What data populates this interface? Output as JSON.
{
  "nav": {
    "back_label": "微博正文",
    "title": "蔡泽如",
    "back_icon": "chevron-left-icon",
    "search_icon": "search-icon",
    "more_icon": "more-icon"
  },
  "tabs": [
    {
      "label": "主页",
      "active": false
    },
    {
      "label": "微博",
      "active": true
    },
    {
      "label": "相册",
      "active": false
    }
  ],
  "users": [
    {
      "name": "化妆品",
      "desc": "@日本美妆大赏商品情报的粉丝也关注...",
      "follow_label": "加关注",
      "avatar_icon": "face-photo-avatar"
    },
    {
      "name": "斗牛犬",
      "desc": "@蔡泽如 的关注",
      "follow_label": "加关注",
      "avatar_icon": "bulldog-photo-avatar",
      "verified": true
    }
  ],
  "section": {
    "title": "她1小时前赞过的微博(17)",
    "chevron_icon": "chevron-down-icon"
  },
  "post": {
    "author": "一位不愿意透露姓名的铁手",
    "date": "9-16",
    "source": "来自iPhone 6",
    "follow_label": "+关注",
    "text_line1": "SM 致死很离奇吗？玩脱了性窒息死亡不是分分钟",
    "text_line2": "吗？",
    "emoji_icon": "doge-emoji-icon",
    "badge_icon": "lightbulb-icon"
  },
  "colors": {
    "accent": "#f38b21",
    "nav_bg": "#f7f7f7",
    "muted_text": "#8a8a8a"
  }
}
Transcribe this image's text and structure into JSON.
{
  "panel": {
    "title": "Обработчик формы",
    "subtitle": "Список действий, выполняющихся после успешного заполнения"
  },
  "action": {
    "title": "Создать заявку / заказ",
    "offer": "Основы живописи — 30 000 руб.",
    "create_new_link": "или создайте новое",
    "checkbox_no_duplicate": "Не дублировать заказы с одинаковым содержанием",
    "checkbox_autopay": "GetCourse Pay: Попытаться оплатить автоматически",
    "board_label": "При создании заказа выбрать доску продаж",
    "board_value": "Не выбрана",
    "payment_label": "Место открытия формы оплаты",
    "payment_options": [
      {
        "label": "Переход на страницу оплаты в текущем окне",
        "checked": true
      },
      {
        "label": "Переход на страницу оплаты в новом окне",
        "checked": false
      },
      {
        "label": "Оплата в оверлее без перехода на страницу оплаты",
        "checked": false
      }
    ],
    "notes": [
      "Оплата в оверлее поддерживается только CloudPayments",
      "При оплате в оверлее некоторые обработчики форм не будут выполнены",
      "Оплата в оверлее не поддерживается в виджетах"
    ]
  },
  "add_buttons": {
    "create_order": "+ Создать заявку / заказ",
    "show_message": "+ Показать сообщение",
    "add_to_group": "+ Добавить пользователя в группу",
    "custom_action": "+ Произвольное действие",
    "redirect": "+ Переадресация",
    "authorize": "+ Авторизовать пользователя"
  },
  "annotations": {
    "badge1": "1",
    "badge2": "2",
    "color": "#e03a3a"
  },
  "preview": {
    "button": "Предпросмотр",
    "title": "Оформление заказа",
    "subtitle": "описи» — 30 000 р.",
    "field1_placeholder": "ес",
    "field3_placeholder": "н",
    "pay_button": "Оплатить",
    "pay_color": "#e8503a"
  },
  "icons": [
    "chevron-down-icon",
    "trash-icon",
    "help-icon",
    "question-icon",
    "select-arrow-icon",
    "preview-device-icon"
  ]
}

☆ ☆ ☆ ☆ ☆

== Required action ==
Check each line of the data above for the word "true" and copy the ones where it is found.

== Written solution ==
      "active": true
      "verified": true
        "checked": true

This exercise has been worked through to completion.